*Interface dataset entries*
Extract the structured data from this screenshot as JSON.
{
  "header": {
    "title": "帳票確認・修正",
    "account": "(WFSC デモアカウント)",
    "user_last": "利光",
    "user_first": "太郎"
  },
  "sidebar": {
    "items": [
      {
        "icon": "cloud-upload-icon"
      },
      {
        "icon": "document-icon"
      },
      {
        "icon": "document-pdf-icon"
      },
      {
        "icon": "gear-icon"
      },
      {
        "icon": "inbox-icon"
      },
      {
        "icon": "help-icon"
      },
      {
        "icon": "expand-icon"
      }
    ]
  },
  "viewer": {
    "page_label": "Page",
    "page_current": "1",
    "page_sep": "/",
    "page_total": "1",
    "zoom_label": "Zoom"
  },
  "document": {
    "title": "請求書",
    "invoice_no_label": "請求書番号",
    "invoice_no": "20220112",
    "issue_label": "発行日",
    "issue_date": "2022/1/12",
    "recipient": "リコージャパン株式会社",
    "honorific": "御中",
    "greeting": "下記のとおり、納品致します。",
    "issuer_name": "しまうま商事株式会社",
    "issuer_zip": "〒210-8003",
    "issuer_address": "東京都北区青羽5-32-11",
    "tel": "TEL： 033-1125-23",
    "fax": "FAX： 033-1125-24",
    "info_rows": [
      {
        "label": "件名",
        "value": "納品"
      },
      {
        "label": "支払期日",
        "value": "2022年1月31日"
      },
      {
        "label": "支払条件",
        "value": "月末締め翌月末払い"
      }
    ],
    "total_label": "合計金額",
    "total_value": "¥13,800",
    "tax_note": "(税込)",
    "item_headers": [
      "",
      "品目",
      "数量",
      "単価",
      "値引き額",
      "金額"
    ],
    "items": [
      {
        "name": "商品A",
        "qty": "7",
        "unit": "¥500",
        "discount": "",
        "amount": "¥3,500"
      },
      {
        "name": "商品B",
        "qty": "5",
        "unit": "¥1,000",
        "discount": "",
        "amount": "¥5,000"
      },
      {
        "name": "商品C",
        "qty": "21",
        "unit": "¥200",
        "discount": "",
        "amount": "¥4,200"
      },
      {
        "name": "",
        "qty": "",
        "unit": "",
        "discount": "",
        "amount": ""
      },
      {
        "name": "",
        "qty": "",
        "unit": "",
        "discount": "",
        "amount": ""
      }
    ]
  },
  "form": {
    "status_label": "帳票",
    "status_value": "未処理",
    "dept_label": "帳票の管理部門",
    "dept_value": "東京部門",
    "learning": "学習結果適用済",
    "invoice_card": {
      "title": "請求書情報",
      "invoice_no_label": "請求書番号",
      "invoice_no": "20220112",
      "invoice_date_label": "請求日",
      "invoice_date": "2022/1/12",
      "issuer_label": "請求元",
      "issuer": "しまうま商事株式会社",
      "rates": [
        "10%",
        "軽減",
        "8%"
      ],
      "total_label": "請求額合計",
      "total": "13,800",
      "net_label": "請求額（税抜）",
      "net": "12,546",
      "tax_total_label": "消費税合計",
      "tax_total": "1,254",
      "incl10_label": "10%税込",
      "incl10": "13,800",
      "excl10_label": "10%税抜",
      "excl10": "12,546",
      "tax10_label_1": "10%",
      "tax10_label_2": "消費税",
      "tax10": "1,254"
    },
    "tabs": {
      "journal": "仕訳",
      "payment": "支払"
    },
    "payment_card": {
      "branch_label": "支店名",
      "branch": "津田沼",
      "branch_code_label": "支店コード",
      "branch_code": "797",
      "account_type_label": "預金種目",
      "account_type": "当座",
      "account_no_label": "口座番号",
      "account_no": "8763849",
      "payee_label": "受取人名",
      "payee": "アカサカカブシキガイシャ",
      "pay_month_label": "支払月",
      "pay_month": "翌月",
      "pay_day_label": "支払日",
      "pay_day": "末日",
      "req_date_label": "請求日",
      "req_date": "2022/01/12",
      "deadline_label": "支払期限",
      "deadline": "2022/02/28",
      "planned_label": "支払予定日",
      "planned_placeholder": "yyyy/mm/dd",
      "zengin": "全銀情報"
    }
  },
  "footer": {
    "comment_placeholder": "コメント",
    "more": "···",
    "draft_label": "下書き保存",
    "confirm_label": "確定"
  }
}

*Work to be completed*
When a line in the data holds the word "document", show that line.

*Exercise answer*
        "icon": "document-icon"
        "icon": "document-pdf-icon"
  "document": {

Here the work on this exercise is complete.